- _Records for the task_:
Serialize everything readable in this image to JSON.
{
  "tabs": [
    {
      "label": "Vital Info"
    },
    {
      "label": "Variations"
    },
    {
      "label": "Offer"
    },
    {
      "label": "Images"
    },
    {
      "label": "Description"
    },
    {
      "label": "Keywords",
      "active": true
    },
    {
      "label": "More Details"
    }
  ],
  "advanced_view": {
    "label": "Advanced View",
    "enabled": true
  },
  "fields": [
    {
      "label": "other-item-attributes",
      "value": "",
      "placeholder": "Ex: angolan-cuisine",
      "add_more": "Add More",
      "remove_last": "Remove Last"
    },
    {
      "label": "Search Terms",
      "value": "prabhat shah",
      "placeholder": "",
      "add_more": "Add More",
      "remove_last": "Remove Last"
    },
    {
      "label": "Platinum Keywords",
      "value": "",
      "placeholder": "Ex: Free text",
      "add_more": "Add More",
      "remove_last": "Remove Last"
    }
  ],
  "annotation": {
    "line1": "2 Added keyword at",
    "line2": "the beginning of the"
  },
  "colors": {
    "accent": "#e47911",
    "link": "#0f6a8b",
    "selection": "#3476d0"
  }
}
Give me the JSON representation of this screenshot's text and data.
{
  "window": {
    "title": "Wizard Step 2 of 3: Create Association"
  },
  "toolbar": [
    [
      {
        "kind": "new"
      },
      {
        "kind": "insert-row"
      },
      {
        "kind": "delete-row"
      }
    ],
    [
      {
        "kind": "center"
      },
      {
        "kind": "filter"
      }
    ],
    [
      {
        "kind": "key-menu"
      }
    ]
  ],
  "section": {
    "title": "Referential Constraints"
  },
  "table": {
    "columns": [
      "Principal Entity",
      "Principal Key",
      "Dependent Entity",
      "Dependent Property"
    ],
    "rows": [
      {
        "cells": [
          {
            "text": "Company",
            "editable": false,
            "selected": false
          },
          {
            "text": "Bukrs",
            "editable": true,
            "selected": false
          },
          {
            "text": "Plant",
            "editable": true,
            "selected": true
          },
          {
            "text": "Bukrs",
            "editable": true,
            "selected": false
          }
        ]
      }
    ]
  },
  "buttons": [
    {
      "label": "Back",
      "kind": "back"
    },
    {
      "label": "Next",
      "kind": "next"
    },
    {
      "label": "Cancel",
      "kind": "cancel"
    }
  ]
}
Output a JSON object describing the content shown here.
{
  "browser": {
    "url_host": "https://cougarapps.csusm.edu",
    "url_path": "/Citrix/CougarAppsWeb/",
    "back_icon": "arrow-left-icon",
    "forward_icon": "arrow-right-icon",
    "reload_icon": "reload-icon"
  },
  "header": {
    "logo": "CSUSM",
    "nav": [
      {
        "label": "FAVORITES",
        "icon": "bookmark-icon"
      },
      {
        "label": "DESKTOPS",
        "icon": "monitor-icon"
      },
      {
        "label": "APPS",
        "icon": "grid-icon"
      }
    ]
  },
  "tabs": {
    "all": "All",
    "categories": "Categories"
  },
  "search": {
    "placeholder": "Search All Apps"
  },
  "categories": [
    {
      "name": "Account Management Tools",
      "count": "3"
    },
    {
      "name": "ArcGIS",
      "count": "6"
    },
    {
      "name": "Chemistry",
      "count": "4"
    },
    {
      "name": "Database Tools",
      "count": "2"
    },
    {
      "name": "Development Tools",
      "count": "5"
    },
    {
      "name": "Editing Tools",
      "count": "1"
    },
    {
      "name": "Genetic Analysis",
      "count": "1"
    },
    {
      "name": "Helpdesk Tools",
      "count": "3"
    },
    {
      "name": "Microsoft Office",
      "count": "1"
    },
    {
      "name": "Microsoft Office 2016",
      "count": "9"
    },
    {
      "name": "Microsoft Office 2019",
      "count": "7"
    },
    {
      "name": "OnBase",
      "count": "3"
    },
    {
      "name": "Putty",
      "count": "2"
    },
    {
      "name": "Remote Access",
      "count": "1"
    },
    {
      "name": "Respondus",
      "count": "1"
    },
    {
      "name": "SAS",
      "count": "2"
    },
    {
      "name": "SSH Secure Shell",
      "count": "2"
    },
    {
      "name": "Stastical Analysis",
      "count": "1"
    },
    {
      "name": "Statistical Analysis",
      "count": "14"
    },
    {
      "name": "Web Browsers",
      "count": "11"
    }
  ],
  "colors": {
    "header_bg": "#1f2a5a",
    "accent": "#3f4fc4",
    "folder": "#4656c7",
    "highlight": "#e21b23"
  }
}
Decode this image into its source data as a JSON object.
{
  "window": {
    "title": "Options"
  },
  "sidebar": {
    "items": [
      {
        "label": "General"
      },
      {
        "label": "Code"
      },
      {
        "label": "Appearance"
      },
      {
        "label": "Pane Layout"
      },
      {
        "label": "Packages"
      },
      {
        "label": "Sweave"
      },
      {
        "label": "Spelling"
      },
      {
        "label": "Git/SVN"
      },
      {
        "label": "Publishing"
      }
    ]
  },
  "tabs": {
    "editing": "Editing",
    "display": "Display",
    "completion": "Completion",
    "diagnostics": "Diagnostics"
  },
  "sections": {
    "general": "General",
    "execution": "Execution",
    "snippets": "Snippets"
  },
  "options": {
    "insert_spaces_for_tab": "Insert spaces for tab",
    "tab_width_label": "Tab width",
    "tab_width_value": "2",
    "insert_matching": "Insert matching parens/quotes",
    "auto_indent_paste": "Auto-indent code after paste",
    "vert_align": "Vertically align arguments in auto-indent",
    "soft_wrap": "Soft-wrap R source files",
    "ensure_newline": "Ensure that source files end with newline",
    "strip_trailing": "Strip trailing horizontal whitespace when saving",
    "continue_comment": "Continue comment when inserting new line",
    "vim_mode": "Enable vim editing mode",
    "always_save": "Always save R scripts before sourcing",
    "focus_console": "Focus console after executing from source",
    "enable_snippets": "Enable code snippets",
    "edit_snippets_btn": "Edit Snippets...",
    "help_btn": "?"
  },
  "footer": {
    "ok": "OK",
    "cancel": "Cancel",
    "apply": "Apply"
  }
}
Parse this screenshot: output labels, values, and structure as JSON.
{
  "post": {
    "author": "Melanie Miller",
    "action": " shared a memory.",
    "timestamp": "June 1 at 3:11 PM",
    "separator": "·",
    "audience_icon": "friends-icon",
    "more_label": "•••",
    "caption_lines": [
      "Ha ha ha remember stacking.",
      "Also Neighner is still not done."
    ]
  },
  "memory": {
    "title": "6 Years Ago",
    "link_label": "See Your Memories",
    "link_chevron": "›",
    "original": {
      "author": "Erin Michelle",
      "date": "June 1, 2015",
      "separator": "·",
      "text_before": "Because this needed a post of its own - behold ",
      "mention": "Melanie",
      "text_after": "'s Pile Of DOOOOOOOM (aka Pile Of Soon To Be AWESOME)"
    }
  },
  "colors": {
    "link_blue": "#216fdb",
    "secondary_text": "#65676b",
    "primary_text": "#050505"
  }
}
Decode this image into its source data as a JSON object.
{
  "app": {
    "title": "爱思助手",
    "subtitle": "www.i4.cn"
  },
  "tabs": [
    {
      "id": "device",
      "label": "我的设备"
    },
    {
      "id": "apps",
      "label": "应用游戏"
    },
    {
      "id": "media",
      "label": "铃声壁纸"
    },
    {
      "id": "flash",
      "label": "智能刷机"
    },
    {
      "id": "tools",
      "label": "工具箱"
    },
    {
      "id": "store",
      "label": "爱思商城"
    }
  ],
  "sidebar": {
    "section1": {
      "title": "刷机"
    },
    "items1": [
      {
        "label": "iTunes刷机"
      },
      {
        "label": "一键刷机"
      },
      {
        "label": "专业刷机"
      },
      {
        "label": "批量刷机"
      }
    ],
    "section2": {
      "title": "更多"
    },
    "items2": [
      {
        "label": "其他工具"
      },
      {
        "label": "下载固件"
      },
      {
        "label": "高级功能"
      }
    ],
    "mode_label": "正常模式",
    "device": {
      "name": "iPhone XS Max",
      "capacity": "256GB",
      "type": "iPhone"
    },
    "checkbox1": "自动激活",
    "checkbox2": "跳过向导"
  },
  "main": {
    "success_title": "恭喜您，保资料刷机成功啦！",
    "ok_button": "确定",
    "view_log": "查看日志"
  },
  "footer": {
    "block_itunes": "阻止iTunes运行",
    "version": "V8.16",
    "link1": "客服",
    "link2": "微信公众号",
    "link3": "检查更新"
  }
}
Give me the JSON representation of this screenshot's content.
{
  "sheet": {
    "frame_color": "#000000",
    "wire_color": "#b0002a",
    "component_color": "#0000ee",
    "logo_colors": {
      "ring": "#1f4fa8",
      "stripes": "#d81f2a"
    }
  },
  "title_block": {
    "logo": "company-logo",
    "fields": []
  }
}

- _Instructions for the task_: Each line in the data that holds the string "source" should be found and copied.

- _Response box_:
Decode this image into its source data as a JSON object.
    "soft_wrap": "Soft-wrap R source files",
    "ensure_newline": "Ensure that source files end with newline",
    "focus_console": "Focus console after executing from source",
Decode this image into its source data as a JSON object.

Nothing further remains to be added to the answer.